Data to use:

----

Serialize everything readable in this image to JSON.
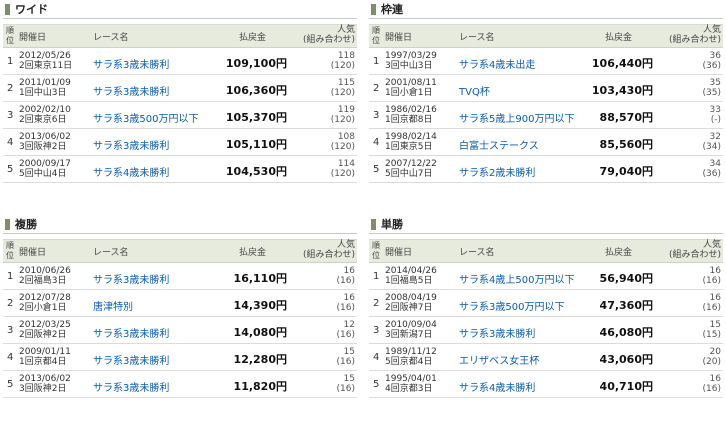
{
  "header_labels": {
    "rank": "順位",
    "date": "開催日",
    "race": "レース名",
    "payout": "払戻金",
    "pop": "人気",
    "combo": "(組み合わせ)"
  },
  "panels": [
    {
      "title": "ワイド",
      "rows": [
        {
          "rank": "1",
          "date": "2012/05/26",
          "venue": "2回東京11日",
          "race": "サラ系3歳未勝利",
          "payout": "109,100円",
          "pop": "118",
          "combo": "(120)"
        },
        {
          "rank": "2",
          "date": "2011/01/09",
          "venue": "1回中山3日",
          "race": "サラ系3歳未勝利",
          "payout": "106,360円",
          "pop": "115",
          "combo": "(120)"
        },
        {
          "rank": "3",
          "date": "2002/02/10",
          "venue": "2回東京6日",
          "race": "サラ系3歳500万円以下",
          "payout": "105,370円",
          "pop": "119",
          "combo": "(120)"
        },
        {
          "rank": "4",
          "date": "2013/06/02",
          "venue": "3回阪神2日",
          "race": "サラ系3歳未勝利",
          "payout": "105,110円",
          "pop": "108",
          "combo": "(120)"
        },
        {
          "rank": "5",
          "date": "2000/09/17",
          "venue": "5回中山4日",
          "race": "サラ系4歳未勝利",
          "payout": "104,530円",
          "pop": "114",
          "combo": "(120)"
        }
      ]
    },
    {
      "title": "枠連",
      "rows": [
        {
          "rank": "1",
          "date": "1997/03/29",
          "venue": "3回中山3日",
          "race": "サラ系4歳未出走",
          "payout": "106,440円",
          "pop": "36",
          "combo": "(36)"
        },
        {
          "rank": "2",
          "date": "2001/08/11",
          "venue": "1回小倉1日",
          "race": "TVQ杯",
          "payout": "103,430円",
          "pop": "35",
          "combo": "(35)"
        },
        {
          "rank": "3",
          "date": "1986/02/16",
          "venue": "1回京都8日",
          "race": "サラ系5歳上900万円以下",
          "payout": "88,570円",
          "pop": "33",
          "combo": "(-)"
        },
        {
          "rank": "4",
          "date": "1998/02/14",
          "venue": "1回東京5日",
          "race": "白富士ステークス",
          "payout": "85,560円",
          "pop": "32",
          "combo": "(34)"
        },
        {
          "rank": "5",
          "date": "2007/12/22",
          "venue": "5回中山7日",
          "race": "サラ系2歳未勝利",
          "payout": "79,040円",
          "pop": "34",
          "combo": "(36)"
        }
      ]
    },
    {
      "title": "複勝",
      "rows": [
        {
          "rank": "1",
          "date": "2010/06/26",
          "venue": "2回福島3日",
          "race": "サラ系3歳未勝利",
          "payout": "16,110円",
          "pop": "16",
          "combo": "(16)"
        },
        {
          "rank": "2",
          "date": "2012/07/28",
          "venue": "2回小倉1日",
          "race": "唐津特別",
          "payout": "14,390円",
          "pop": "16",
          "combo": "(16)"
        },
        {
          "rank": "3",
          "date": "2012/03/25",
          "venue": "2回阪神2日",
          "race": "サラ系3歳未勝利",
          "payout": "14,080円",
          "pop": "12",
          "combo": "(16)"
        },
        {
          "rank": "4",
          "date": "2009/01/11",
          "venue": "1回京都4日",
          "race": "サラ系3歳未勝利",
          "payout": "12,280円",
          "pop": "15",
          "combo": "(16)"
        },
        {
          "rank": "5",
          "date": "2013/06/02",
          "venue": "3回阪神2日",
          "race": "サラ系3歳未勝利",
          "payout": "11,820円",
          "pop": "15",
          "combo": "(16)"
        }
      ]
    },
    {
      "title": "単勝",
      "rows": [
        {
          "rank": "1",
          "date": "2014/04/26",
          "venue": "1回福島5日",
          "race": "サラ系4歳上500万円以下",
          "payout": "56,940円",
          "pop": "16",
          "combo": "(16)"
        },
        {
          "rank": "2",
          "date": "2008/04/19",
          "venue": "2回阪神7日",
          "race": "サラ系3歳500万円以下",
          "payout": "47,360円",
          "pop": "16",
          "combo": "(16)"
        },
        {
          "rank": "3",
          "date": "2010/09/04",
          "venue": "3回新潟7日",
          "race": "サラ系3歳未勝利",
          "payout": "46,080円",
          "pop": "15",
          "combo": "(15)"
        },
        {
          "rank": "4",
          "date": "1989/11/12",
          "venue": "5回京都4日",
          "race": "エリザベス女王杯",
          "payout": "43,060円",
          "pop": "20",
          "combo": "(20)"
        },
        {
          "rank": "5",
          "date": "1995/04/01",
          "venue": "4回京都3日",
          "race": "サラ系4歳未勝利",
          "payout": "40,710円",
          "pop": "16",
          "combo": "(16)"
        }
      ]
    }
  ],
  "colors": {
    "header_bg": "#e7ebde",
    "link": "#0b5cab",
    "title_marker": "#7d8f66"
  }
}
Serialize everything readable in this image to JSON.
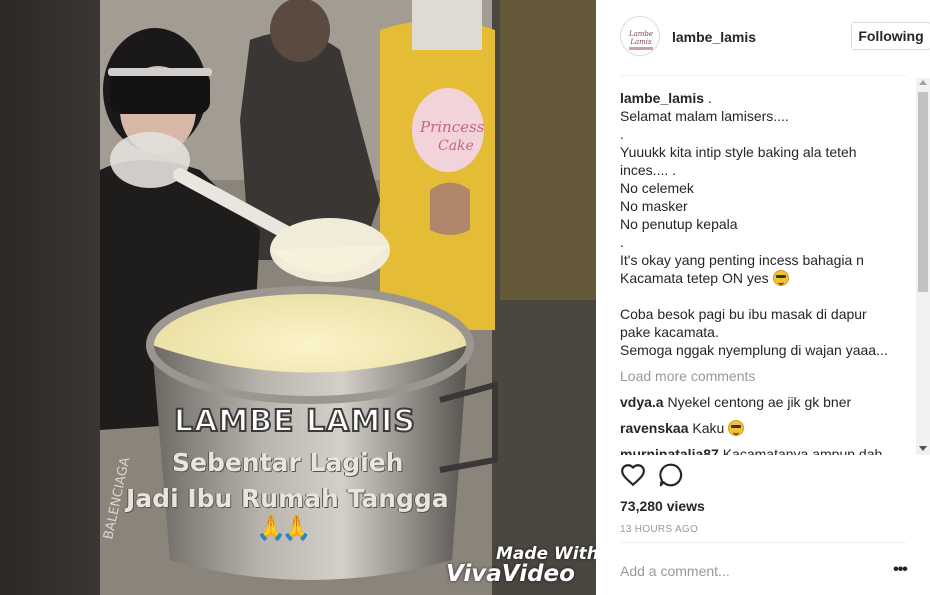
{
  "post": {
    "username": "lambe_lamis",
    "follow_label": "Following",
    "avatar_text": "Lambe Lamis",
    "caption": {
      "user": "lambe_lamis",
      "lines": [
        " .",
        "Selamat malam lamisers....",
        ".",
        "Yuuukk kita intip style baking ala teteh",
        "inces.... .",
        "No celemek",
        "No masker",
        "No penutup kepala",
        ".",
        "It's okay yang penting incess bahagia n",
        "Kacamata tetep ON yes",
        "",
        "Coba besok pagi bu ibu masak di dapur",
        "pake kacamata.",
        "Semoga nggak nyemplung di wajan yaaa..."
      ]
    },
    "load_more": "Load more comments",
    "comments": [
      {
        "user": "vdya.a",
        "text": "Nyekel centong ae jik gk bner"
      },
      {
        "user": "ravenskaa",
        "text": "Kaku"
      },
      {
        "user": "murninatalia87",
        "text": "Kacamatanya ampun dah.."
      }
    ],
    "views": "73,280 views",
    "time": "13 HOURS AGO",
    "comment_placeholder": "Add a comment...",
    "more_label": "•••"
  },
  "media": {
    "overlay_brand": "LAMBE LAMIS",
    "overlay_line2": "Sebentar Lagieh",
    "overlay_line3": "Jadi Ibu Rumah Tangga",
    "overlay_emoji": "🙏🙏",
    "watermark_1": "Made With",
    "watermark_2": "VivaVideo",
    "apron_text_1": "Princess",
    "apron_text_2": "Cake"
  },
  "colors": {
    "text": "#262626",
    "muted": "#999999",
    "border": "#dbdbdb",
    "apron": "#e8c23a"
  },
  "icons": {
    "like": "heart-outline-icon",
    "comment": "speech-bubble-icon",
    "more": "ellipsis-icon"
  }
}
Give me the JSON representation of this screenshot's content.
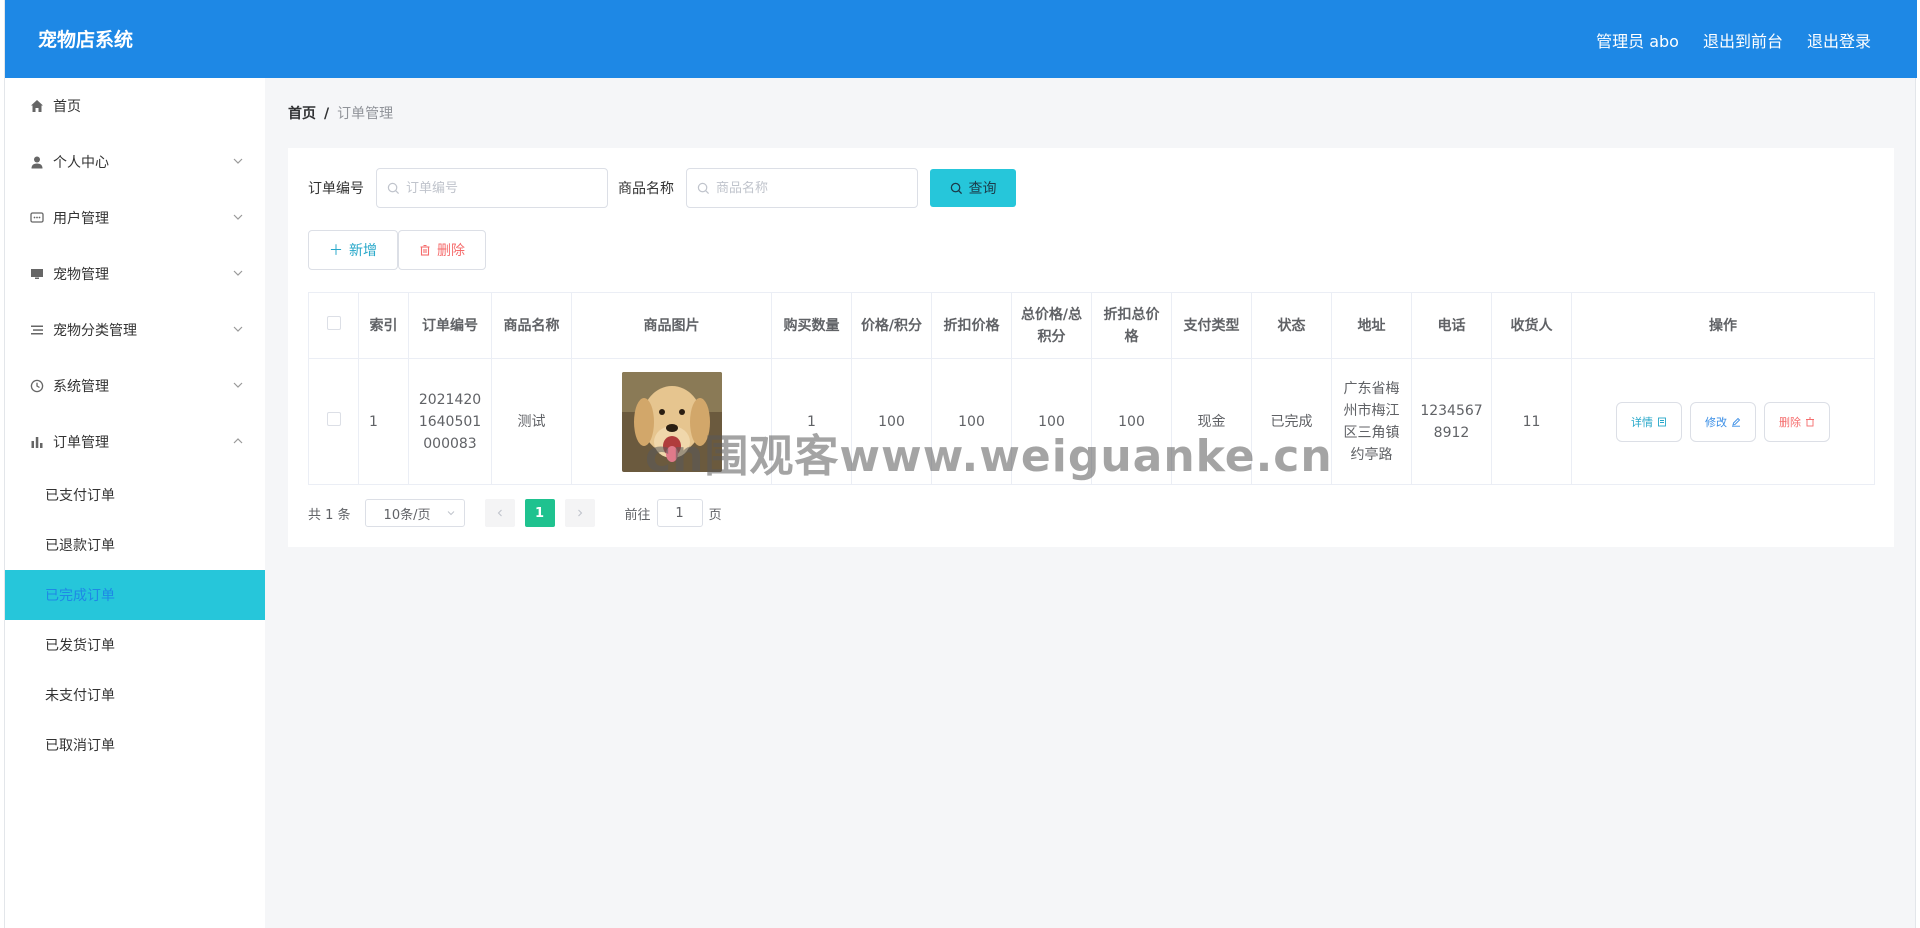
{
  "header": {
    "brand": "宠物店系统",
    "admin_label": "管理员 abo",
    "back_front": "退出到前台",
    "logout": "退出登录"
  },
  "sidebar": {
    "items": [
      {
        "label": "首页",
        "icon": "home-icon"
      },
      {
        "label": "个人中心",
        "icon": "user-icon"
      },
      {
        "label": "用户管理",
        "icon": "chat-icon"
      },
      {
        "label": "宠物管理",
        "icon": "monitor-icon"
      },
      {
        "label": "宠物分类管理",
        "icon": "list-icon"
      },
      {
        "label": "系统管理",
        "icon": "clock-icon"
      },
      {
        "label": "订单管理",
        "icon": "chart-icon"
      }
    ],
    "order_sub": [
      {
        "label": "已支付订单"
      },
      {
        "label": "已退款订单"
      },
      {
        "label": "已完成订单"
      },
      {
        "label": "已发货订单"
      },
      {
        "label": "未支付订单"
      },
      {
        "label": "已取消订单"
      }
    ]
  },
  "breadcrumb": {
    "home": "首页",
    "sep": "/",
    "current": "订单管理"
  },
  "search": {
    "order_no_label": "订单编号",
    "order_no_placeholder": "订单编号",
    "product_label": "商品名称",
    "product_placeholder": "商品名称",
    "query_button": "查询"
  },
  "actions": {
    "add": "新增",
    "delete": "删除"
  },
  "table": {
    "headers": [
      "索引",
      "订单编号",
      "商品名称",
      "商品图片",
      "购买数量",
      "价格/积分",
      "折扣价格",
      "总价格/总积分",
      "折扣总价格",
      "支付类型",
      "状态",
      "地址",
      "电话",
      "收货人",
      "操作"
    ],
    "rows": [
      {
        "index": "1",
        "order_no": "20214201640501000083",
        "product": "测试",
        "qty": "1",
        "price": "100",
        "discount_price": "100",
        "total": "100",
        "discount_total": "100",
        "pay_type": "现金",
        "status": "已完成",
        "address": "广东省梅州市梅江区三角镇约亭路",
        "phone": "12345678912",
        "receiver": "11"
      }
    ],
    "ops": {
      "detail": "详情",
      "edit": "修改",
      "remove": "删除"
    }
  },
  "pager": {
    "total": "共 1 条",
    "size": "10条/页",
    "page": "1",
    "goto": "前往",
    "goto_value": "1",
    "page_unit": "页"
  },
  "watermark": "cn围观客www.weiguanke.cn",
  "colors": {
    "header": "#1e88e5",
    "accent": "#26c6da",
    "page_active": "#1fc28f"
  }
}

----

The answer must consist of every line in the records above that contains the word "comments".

Output of the task:
    "load_more": "Load more comments",
    "comments": [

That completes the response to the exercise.